A psychiatrist who has observed a Norwegian far-right extremist who killed 77 people in 2011 and is seeking an early release from prison said Wednesday that Anders Behring Breivik “has the same diagnosis that he has had all along.”
Breivik is serving Norway’s maximum 21-year sentence for setting off a bomb in Oslo’s government district and carrying out a shooting massacre at a summer camp for left-wing youth activists. Under Norwegian law, he was eligible for his first parole hearing after 10 years.
The hearing started Tuesday at the high-security prison in Skien, south of Oslo. Psychiatrist Randi Rosenqvist said Wednesday that Breivik, 42, “has not changed (the) risk for future acts of violence compared to the way he was” when she first assessed him in 2012.
“He is not consistent, and you cannot trust him,” Rosenqvist said while appearing as a witness for the prosecution. Speaking of Breivik’s behaviour since the massacre, she said that he “changes tactics according to what he finds appropriate.”

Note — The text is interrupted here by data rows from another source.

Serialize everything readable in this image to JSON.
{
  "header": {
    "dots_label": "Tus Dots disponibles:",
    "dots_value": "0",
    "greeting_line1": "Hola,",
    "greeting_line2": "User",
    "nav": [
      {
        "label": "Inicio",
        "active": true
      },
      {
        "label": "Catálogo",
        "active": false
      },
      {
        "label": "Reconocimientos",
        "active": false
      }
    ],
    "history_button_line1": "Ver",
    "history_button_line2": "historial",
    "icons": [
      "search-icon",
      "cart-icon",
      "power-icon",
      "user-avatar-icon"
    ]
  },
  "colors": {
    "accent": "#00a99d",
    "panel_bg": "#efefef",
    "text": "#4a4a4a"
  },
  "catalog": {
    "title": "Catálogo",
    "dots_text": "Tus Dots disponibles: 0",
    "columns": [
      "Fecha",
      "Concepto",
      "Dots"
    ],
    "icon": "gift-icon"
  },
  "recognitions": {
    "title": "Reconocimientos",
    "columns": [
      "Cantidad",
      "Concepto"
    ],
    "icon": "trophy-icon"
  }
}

“He still has narcissistic traits. He still tends to construct scenarios. It is not psychotic, but he could in several contexts live out his fables in reality,” the psychiatrist said.
Though experts agree Breivik is highly unlikely to be released, authorities have insisted he has the same rights as any other prisoner, arguing that treating him differently would undermine the principles that underpin Norwegian society, including the rule of law and freedom of speech.
Breivik has made full use of his rights at the three-day hearing despite being held in isolation with three cells at his disposal. He said Tuesday that he had renounced violence even as he professed white supremacist views and flashed Nazi salutes.
“They give everyone a chance. Why cannot I also get a chance?” Breivik said Wednesday while questioning from his lawyer, ystein Storrvik.
“I’ve been crushed into atoms for the last 10 years. I have changed so much that it is not possible to change anymore,” Breivik said.
Emily Krokann, a jurist with the Norwegian Correctional Service who works at the prison where Breivik is held, said Skien prison authorities believe “that there is an imminent danger that he will again commit serious crimes for which he has been convicted if he is released at the present time.”
“There is an imminent danger of violence or terror if released. The conditions are not enough to safeguard social protection,” Krokann said.
Our Morning Update and Evening Update newsletters are written by Globe editors, giving you a concise summary of the day’s most important headlines. Sign up today.